“My God, Ryan, it is you.” The tall stranger took the last few steps and sat down on the bench. “I would know your voice anywhere.”

The stranger’s face was now illuminated by the streetlight, and Ryan gasped in surprise. No, it couldn’t be! His hair was longer, but the high cheekbones, straight nose and the bluest eyes he had ever seen combined into the face of the man he had loved from afar for longer than he cared to remember.

“Daniel?” His voice was a mere whisper. What was Peter’s brother doing here?

“You remember me?” Daniel’s beautiful blue eyes were huge, framed by long, dark eyelashes. A small smile pulled at his sensuous deep red lips.

“Oh, yes. I remember you.” Ryan smiled back.

How could he ever forget the man he’d had his first crush on? Daniel was his best friend’s older brother, and the three of them had been inseparable despite Daniel being five years older. Every time Daniel came home from college they had spent all their free time together; whether it was running or going to ballgames or just hanging out. Ryan had been too young for anything physical to happen between them, but that hadn’t stopped him from developing deeper feelings for Daniel.
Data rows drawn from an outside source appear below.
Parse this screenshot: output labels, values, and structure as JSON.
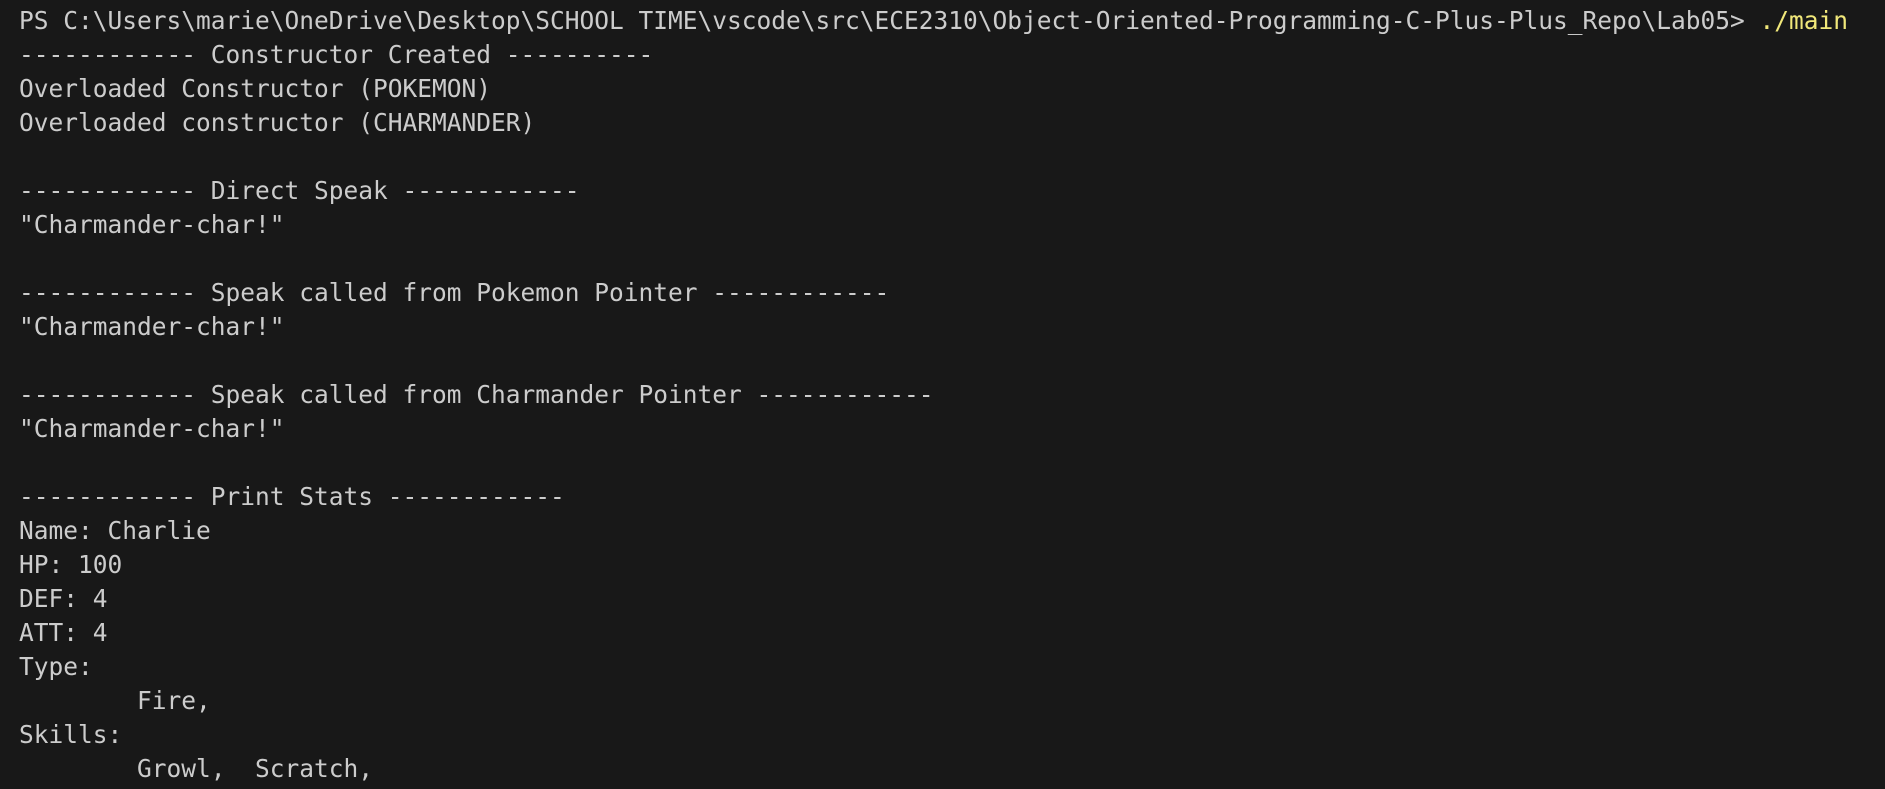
{
  "terminal": {
    "cutoff_text": "                                    ",
    "prompt": "PS C:\\Users\\marie\\OneDrive\\Desktop\\SCHOOL TIME\\vscode\\src\\ECE2310\\Object-Oriented-Programming-C-Plus-Plus_Repo\\Lab05> ",
    "command": "./main",
    "colors": {
      "background": "#181818",
      "text": "#cccccc",
      "command": "#f1e87a"
    },
    "lines": [
      "------------ Constructor Created ----------",
      "Overloaded Constructor (POKEMON)",
      "Overloaded constructor (CHARMANDER)",
      "",
      "------------ Direct Speak ------------",
      "\"Charmander-char!\"",
      "",
      "------------ Speak called from Pokemon Pointer ------------",
      "\"Charmander-char!\"",
      "",
      "------------ Speak called from Charmander Pointer ------------",
      "\"Charmander-char!\"",
      "",
      "------------ Print Stats ------------",
      "Name: Charlie",
      "HP: 100",
      "DEF: 4",
      "ATT: 4",
      "Type:",
      "        Fire,",
      "Skills:",
      "        Growl,  Scratch,"
    ]
  }
}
The summer he turned eighteen, Daniel had told Ryan how highly he valued their friendship and how much he liked him. That had ultimately driven Ryan to come out to his parents, hoping that being honest would make it possible for him to pursue a relationship with Daniel. God, he had been so naïve. Their negative reaction and threats against his friends had forced him to leave that same night with only a backpack containing clothes, his favorite sketchbook, and some key documents. Even though he believed that Daniel would move on, Ryan had never been able to let go. His feelings had been too deep, and if anything, had only grown over time.

“Where did you go? What happened to you?” Daniel lifted a hand, moving toward Ryan’s face, but let it fall back into his lap before he could touch skin.

And just like that, the magic was gone as reality intruded. Damn. He couldn’t tell Daniel the ugly truth. He’d never made it to college, and he had no permanent job and no prospects for that to ever change. If he told Daniel the reason his parents had kicked him out would he reject him as well? He couldn’t face that. Not from the man he still loved with all his heart.

“I’m sorry.” Tears welled up in Ryan’s eyes, and he jumped up, turning to run.

“Oh, no you don’t.” A big warm hand wrapped around his wrist and pulled him down, forcing him to sit back onto the bench.

“Let me go. Please, just let me go.” Ryan couldn’t even look at Daniel, he was so ashamed. He was dirty, smelled bad because he hadn’t had a shower in days, and his clothes were old and worn. Cheeks burning with humiliation, he desperately tried to pull his wrist free.

“No, Ryan. I can’t let you go.” Daniel pulled him even closer, wrapping a strong, warm arm around his shaking shoulders. “I’ve only just found you again. Please don’t run away from me. Please.”